Osteopathy originated in the USA over 120 years ago. It was Dr. Andrew Taylor Still who discovered the principles of osteopathy. It has developed rapidly since, with a high growth rate of osteopaths and of patients seeking treatment according to osteopathic criteria.
Osteopathy is fluent with the movement in the human body, with the interaction of individual body parts. Be it bones, muscles or the digestive organs, each part is constantly in motion and can only function properly that way. The goal of osteopathy is to get the individual body parts back in to harmonious interaction so that the body's own self-regulating forces can resume their work and the healing process may begin.
In the meantime, osteopathy has established itself as an integral part of the medical world in the USA. About 40,000 osteopaths are working as doctors in osteopathy. In America, osteopathy has evolved from its traditional form, which focused primarily on the locomotor system.

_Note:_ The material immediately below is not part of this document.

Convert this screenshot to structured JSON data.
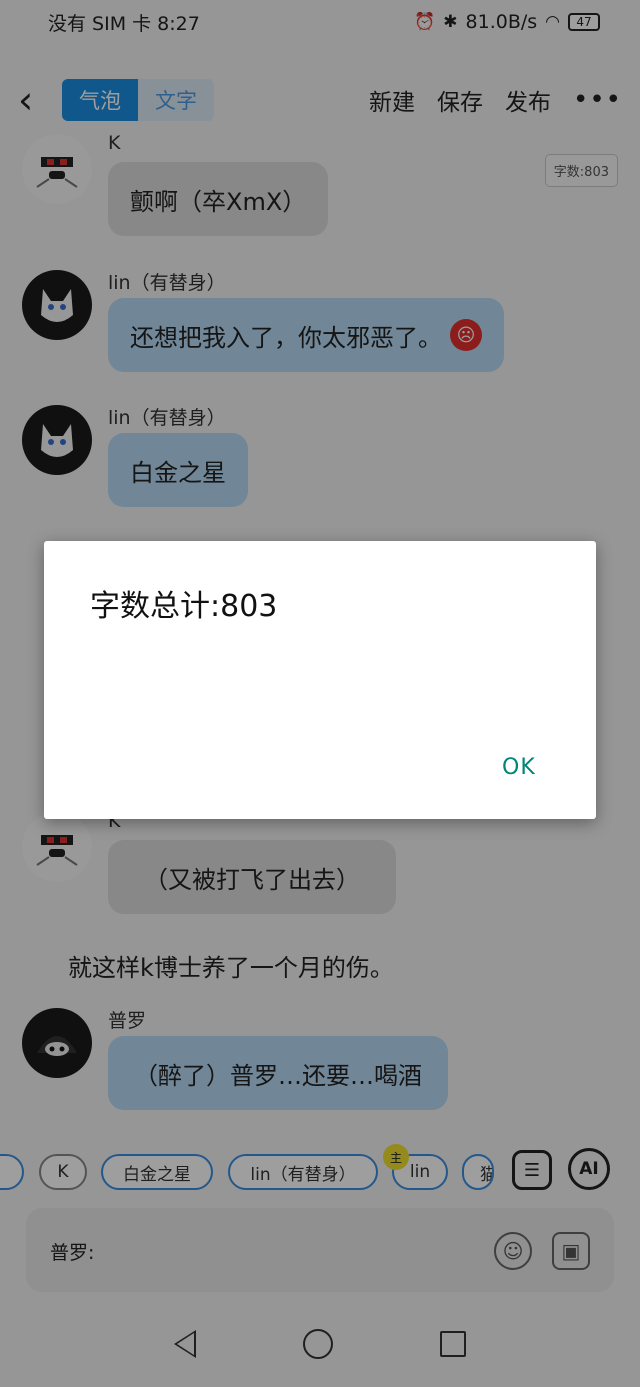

The form of osteopathy practiced in Europe, known as modern osteopathy, was expanded to cover treatment of organs and of the cranio-sacral system. After reaching England, in the 1950s osteopathy crossed the Channel to France. Meanwhile it has become an acknowledged form of therapy in Belgium. Since the end of the 1980s, Germany has had 5-year courses for professionals seeking further training.